Ecuador La Papaya Typica
Ecuador La Papaya Typica from Onyx Coffee Lab
|Farm||Hacienda La Papaya|
From the Roaster:
This washed lot perfectly highlights the terroir of Juan Pena’s farm, with delicate orange notes and vanilla sweetness. Look to this coffee as the archetype of washed processing.
On opening the package, the coffee smelled very fresh and inviting. In the cup milk chocolate and roasted nuts combine to give the impression of Nutella. There is also spicy mango and a mildly earthy component.
In the first few seconds of the first sip I can tell that this coffee has both smooth chocolatey body and lively acidity. There is a nutella base that underlies everything here -- from start to finish. Atop that base are wonderfully fruity pangs of acidity that dance around on the palate like silk. The acidity is hard to peg, but it is much like some vibrant in-season citrus. The tasting notes for the coffee say cara cara orange and I think that works here. Each sip of this coffee is like a well rehearsed performance. Milk chocolate and nutella arrive on the stage and immediately begin raising the curtain to display a silky orange acidity ballet. The ballet continues for a few moments and then the curtain begins to lower, the acidity fading into the background and the nutella reminding you of itself as the whole thing fades to black. This delightful exhibition happens sip after sip.
Most coffee folks probably go through stages where they focus their coffee adventures on a certain region, country, varietal, or processing method. Some folks obsessions change quite quickly and others lie down in the same spot for years. Everyone has that friend is who can't get off naturally processed Ethiopian coffees, for example. I don't know exactly when the fondness began, but for quite some time I have idolized clean and vibrant coffees from the Americas. The best ones can be inviting, elegant, subtle, energetic all at the same time. When thinking about washed coffees from the Americas I sometimes feel like Miles Raymond waxing poetic about Pinot Noir.
When I saw Onyx Coffee Lab refer to this Ecuador La Papaya Typica as "the archetype of washed processing" I knew I had to try it. This is an Ecuadorian coffee that goes for $35 for a $10 oz bag. Coffee seekers are used to paying close to that much for a good Kenyan, but for a South American coffee? In this case the price only lured me in further. Thankfully the coffee did not disappoint and the tasting experience described above came naturally, it was not manufactured. Washed coffees from the Americas can indeed be excellent. They are often the foundation of our house blends or served as people pleaser coffees in cafes, but they can indeed stand on their own as stately examples of what coffee can be.

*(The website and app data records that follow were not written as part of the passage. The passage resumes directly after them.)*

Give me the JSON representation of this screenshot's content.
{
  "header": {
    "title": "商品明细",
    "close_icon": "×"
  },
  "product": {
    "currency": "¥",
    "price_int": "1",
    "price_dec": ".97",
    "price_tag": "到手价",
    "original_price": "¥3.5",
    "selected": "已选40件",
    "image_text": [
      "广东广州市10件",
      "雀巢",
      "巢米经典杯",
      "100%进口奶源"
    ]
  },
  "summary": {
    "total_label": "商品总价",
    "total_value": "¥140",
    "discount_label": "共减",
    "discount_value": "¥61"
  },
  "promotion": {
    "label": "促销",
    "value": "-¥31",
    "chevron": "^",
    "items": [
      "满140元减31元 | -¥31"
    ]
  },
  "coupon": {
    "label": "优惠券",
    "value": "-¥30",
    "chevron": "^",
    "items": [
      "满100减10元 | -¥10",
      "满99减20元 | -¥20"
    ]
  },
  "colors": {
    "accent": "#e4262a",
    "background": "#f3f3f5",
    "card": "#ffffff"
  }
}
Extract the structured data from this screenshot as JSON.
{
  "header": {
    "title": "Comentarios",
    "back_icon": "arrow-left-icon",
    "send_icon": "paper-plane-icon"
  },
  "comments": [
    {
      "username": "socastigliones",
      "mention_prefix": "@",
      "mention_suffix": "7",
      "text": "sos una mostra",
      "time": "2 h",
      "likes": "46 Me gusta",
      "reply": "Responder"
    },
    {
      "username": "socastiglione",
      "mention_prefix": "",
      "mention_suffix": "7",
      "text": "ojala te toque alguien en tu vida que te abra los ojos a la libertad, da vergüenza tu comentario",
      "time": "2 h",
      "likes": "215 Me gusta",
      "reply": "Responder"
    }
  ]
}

Grab some Ecuador La Papaya Typica from Onyx Coffee Lab for yourself.